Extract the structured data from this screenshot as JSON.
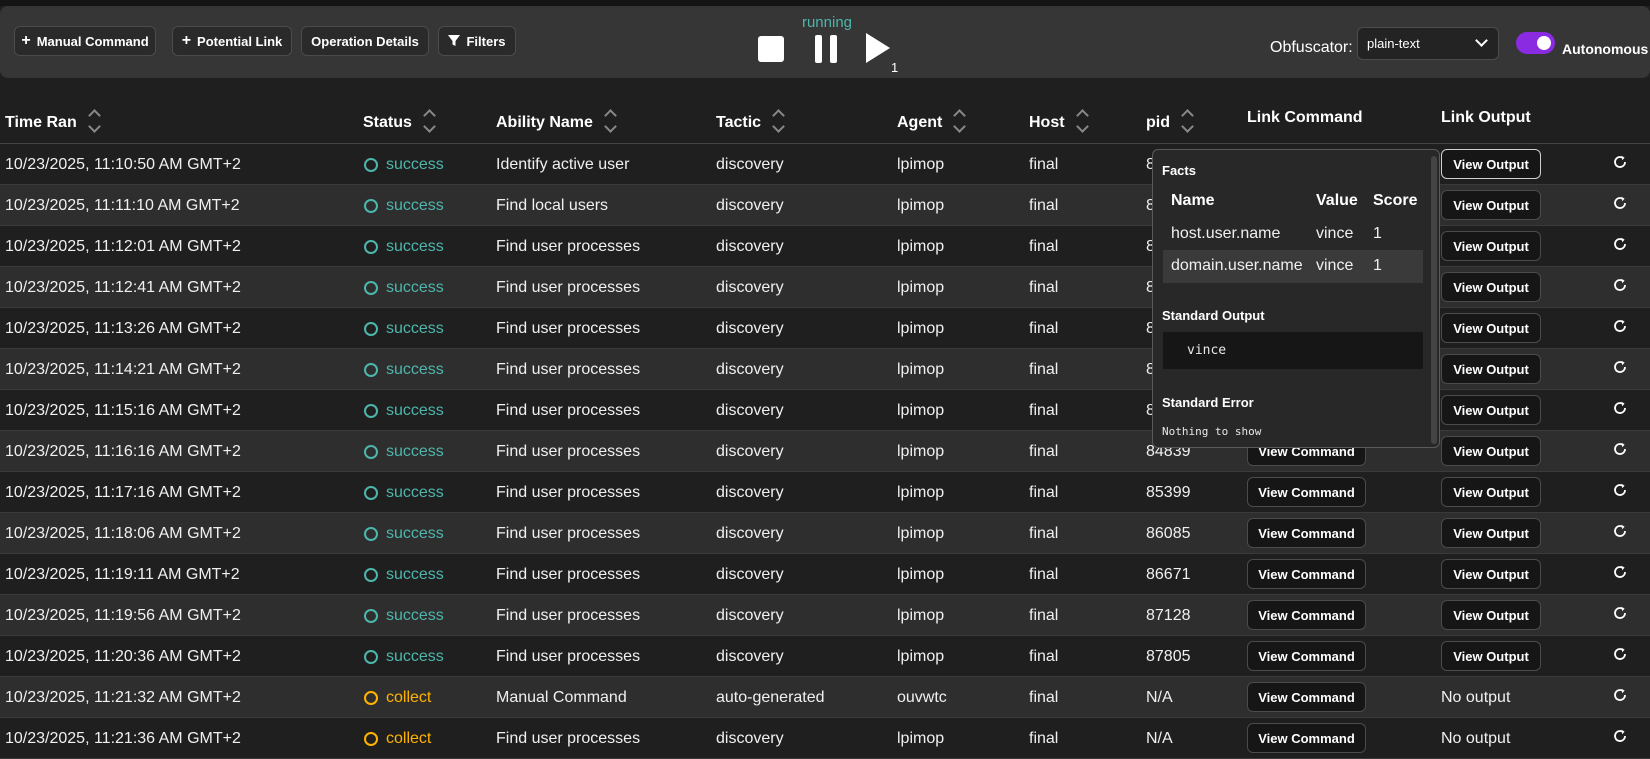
{
  "toolbar": {
    "manual_command": "Manual Command",
    "potential_link": "Potential Link",
    "operation_details": "Operation Details",
    "filters": "Filters",
    "state": "running",
    "play_count": "1",
    "obfuscator_label": "Obfuscator:",
    "obfuscator_value": "plain-text",
    "autonomous_label": "Autonomous",
    "autonomous_on": true,
    "accent_color": "#8a2be2",
    "status_color": "#4db6ac"
  },
  "table": {
    "headers": {
      "time_ran": "Time Ran",
      "status": "Status",
      "ability_name": "Ability Name",
      "tactic": "Tactic",
      "agent": "Agent",
      "host": "Host",
      "pid": "pid",
      "link_command": "Link Command",
      "link_output": "Link Output"
    },
    "rows": [
      {
        "time": "10/23/2025, 11:10:50 AM GMT+2",
        "status": "success",
        "ability": "Identify active user",
        "tactic": "discovery",
        "agent": "lpimop",
        "host": "final",
        "pid": "8",
        "cmd": "",
        "out": "View Output"
      },
      {
        "time": "10/23/2025, 11:11:10 AM GMT+2",
        "status": "success",
        "ability": "Find local users",
        "tactic": "discovery",
        "agent": "lpimop",
        "host": "final",
        "pid": "8",
        "cmd": "",
        "out": "View Output"
      },
      {
        "time": "10/23/2025, 11:12:01 AM GMT+2",
        "status": "success",
        "ability": "Find user processes",
        "tactic": "discovery",
        "agent": "lpimop",
        "host": "final",
        "pid": "8",
        "cmd": "",
        "out": "View Output"
      },
      {
        "time": "10/23/2025, 11:12:41 AM GMT+2",
        "status": "success",
        "ability": "Find user processes",
        "tactic": "discovery",
        "agent": "lpimop",
        "host": "final",
        "pid": "8",
        "cmd": "",
        "out": "View Output"
      },
      {
        "time": "10/23/2025, 11:13:26 AM GMT+2",
        "status": "success",
        "ability": "Find user processes",
        "tactic": "discovery",
        "agent": "lpimop",
        "host": "final",
        "pid": "8",
        "cmd": "",
        "out": "View Output"
      },
      {
        "time": "10/23/2025, 11:14:21 AM GMT+2",
        "status": "success",
        "ability": "Find user processes",
        "tactic": "discovery",
        "agent": "lpimop",
        "host": "final",
        "pid": "8",
        "cmd": "",
        "out": "View Output"
      },
      {
        "time": "10/23/2025, 11:15:16 AM GMT+2",
        "status": "success",
        "ability": "Find user processes",
        "tactic": "discovery",
        "agent": "lpimop",
        "host": "final",
        "pid": "8",
        "cmd": "",
        "out": "View Output"
      },
      {
        "time": "10/23/2025, 11:16:16 AM GMT+2",
        "status": "success",
        "ability": "Find user processes",
        "tactic": "discovery",
        "agent": "lpimop",
        "host": "final",
        "pid": "84839",
        "cmd": "View Command",
        "out": "View Output"
      },
      {
        "time": "10/23/2025, 11:17:16 AM GMT+2",
        "status": "success",
        "ability": "Find user processes",
        "tactic": "discovery",
        "agent": "lpimop",
        "host": "final",
        "pid": "85399",
        "cmd": "View Command",
        "out": "View Output"
      },
      {
        "time": "10/23/2025, 11:18:06 AM GMT+2",
        "status": "success",
        "ability": "Find user processes",
        "tactic": "discovery",
        "agent": "lpimop",
        "host": "final",
        "pid": "86085",
        "cmd": "View Command",
        "out": "View Output"
      },
      {
        "time": "10/23/2025, 11:19:11 AM GMT+2",
        "status": "success",
        "ability": "Find user processes",
        "tactic": "discovery",
        "agent": "lpimop",
        "host": "final",
        "pid": "86671",
        "cmd": "View Command",
        "out": "View Output"
      },
      {
        "time": "10/23/2025, 11:19:56 AM GMT+2",
        "status": "success",
        "ability": "Find user processes",
        "tactic": "discovery",
        "agent": "lpimop",
        "host": "final",
        "pid": "87128",
        "cmd": "View Command",
        "out": "View Output"
      },
      {
        "time": "10/23/2025, 11:20:36 AM GMT+2",
        "status": "success",
        "ability": "Find user processes",
        "tactic": "discovery",
        "agent": "lpimop",
        "host": "final",
        "pid": "87805",
        "cmd": "View Command",
        "out": "View Output"
      },
      {
        "time": "10/23/2025, 11:21:32 AM GMT+2",
        "status": "collect",
        "ability": "Manual Command",
        "tactic": "auto-generated",
        "agent": "ouvwtc",
        "host": "final",
        "pid": "N/A",
        "cmd": "View Command",
        "out": "No output"
      },
      {
        "time": "10/23/2025, 11:21:36 AM GMT+2",
        "status": "collect",
        "ability": "Find user processes",
        "tactic": "discovery",
        "agent": "lpimop",
        "host": "final",
        "pid": "N/A",
        "cmd": "View Command",
        "out": "No output"
      }
    ]
  },
  "popup": {
    "facts_title": "Facts",
    "headers": {
      "name": "Name",
      "value": "Value",
      "score": "Score"
    },
    "facts": [
      {
        "name": "host.user.name",
        "value": "vince",
        "score": "1"
      },
      {
        "name": "domain.user.name",
        "value": "vince",
        "score": "1"
      }
    ],
    "stdout_title": "Standard Output",
    "stdout": "vince",
    "stderr_title": "Standard Error",
    "stderr": "Nothing to show"
  }
}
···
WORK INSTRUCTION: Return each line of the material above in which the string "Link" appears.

EXERCISE RESPONSE:
    "potential_link": "Potential Link",
      "link_command": "Link Command",
      "link_output": "Link Output"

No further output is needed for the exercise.